▶ [WHAT IS NEEDED]:
Using the records below, count the lines with "icon" in them. Give the number only.

*** Opening of LISTED RECORDS ***

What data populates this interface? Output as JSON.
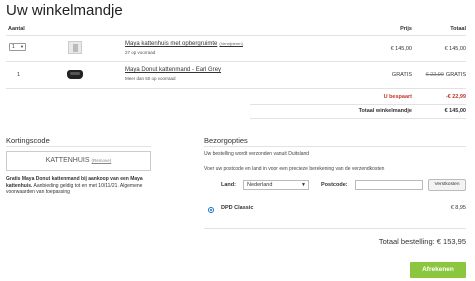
{
  "page": {
    "title": "Uw winkelmandje"
  },
  "table": {
    "headers": {
      "quantity": "Aantal",
      "price": "Prijs",
      "total": "Totaal"
    },
    "items": [
      {
        "quantity": "1",
        "name": "Maya kattenhuis met opbergruimte",
        "badge": "(Verwijderen)",
        "subtitle": "27 op voorraad",
        "price": "€ 145,00",
        "total": "€ 145,00",
        "image_icon": "product-image-icon"
      },
      {
        "quantity": "1",
        "name": "Maya Donut kattenmand - Earl Grey",
        "subtitle": "Meer dan 50 op voorraad",
        "price": "GRATIS",
        "old_total": "€ 22,99",
        "total": "GRATIS",
        "image_icon": "product-image-icon"
      }
    ],
    "summary": {
      "saved_label": "U bespaart",
      "saved_value": "-€ 22,99",
      "cart_total_label": "Totaal winkelmandje",
      "cart_total_value": "€ 145,00"
    }
  },
  "coupon": {
    "section_title": "Kortingscode",
    "code": "KATTENHUIS",
    "remove_label": "(Remove)",
    "promo_bold": "Gratis Maya Donut kattenmand bij aankoop van een Maya kattenhuis.",
    "promo_text": "Aanbieding geldig tot en met 10/11/21. Algemene voorwaarden van toepassing"
  },
  "shipping": {
    "section_title": "Bezorgopties",
    "from_text": "Uw bestelling wordt verzonden vanuit Duitsland",
    "instruction": "Voer uw postcode en land in voor een precieze berekening van de verzendkosten",
    "country_label": "Land:",
    "country_value": "Nederland",
    "postcode_label": "Postcode:",
    "postcode_value": "",
    "calc_button": "Verstkosten",
    "option_name": "DPD Classic",
    "option_price": "€ 8,95"
  },
  "order": {
    "grand_total_label": "Totaal bestelling:",
    "grand_total_value": "€ 153,95",
    "checkout_button": "Afrekenen"
  },
  "colors": {
    "accent_green": "#8cc63f",
    "saving_red": "#c0392b",
    "radio_blue": "#1a6fd1"
  }
}
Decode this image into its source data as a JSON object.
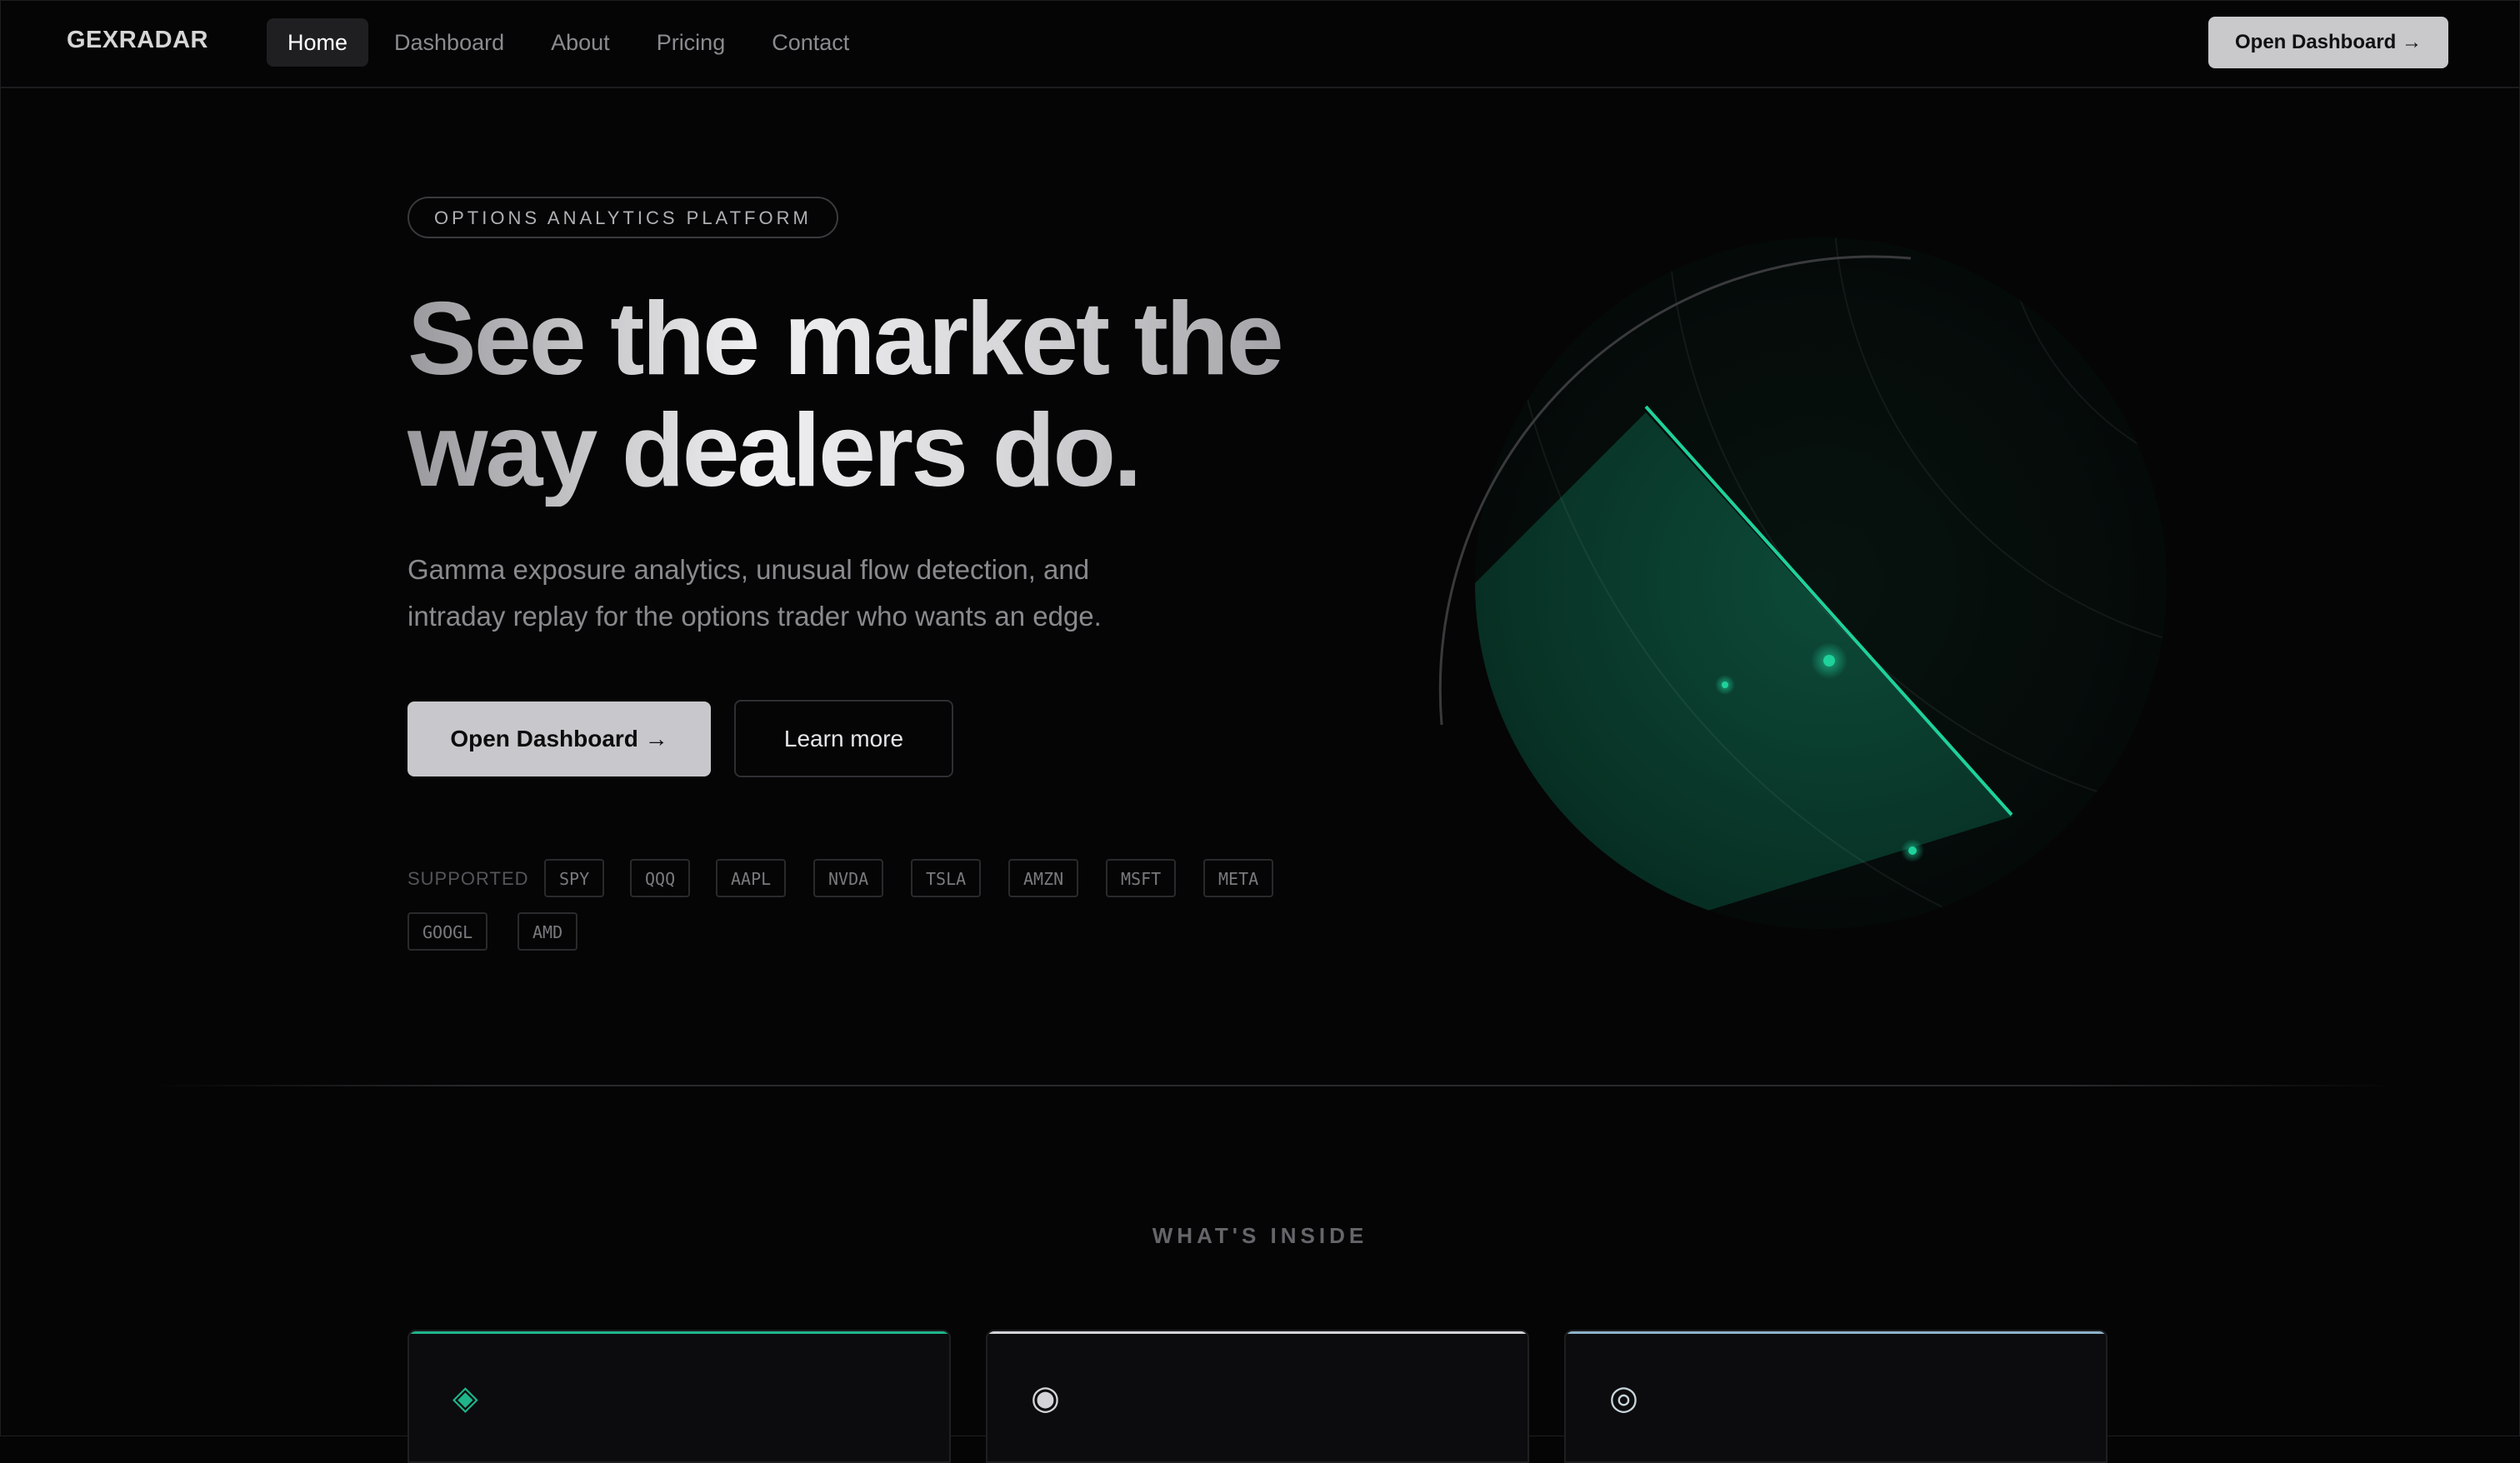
{
  "nav": {
    "logo": "GEXRADAR",
    "links": [
      "Home",
      "Dashboard",
      "About",
      "Pricing",
      "Contact"
    ],
    "cta": "Open Dashboard →"
  },
  "hero": {
    "eyebrow": "OPTIONS ANALYTICS PLATFORM",
    "title_line1": "See the market the",
    "title_line2": "way dealers do.",
    "subtitle_line1": "Gamma exposure analytics, unusual flow detection, and",
    "subtitle_line2": "intraday replay for the options trader who wants an edge.",
    "primary_cta": "Open Dashboard →",
    "secondary_cta": "Learn more",
    "supported_label": "SUPPORTED",
    "tickers": [
      "SPY",
      "QQQ",
      "AAPL",
      "NVDA",
      "TSLA",
      "AMZN",
      "MSFT",
      "META",
      "GOOGL",
      "AMD"
    ]
  },
  "section": {
    "label": "WHAT'S INSIDE",
    "cards": [
      {
        "icon": "◈",
        "icon_name": "diamond-icon",
        "accent": "#1fb58a"
      },
      {
        "icon": "◉",
        "icon_name": "target-dot-icon",
        "accent": "#d4d4d8"
      },
      {
        "icon": "◎",
        "icon_name": "bullseye-icon",
        "accent": "#8fb3c9"
      }
    ]
  },
  "colors": {
    "background": "#050506",
    "accent_green": "#1fd19b",
    "button_light": "#c8c8cc"
  }
}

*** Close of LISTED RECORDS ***

▶ [REPLY]:
8